On 20 July 1984, competing in the Olympic Day of Athletics competition at the Friedrich Ludwig Jahn Sportpark, Berlin, Hohn threw the javelin a distance of 104.80 m (343 ft 934 in). Hohn's incredible throw had shattered the previous world standard of 99.72 meters set by Tom Petranoff of the United States in May 1983. Contrary to a popular myth however, this was not the primary reason for the change in javelin design rules that came into force starting in 1986;[1] the relevant changes had already been officially proposed prior to Hohn's record throw, not only to shorten distances but even more to get rid of the then frequent flat or ambiguous landings, which often made it hard to assess if a throw should be declared legal – most famously in the high-profile case at the 1980 Summer Olympics in Moscow where the eventual winner Dainis Kūla only progressed to the last three rounds with an apparently flat throw. Ambiguous landings were also much more difficult to measure accurately, compared to clearly legal ones where the javelin would stick in the ground at the landing spot.

The record statistics therefore had to be restarted, and the mark of Uwe Hohn became an "eternal world record". The current world record under the new rules is Jan Železný's 98.48 m (323 ft 1 in), set in 1996.

The GDR boycotted the 1984 Olympic Games, and Hohn was included in that boycott and could not win an international medal in the year that he achieved his world record. Two years later, his career ended after several setbacks due to surgery. He then became an assistant coach, and since 1999 he has worked as a coach at SC Potsdam, the successor of ASK Vorwärts Potsdam, where he started his career as a sportsman.

Hohn has been married since 1983 and has two children.

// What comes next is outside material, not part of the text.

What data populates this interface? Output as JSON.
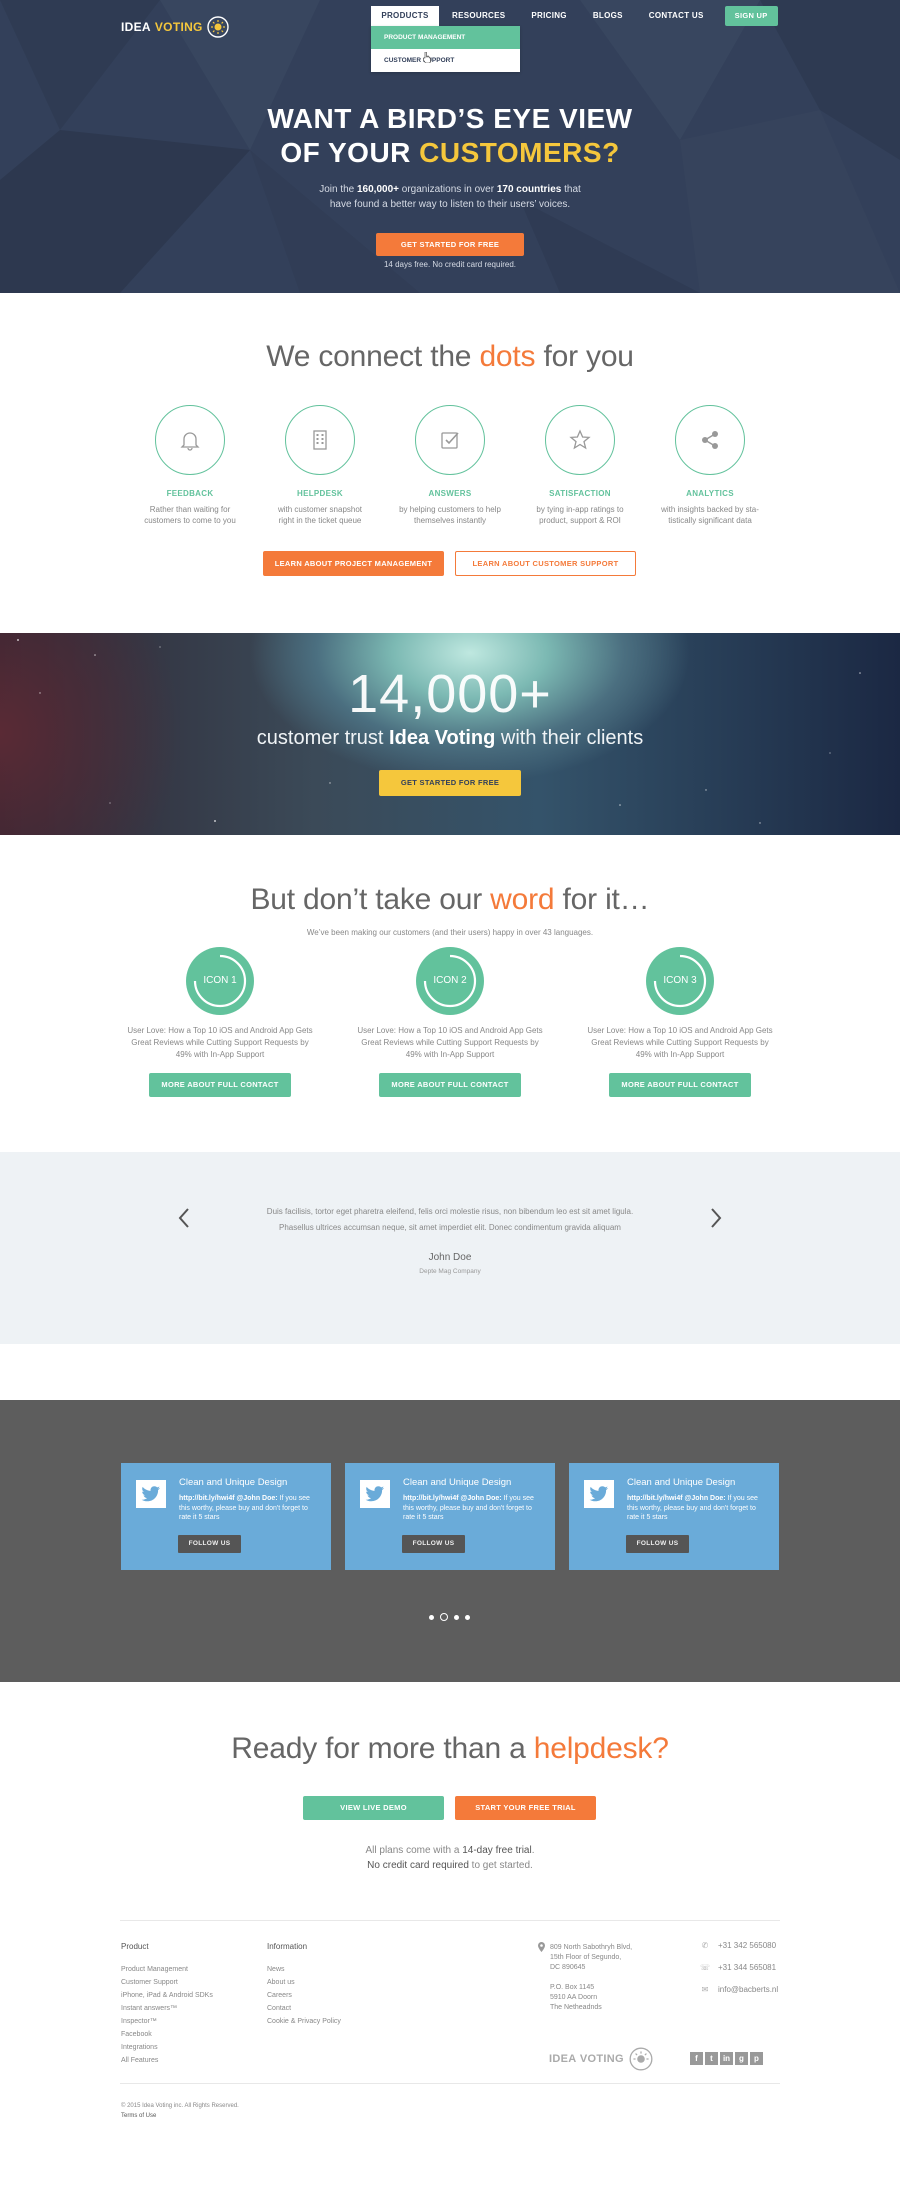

He is 1.98 metres (6 ft 6 in) tall and had a match weight of 112 kg.



Preceded by
Uwe Raab
East German Sportsman of the Year
Succeeded by
Jens Weißflog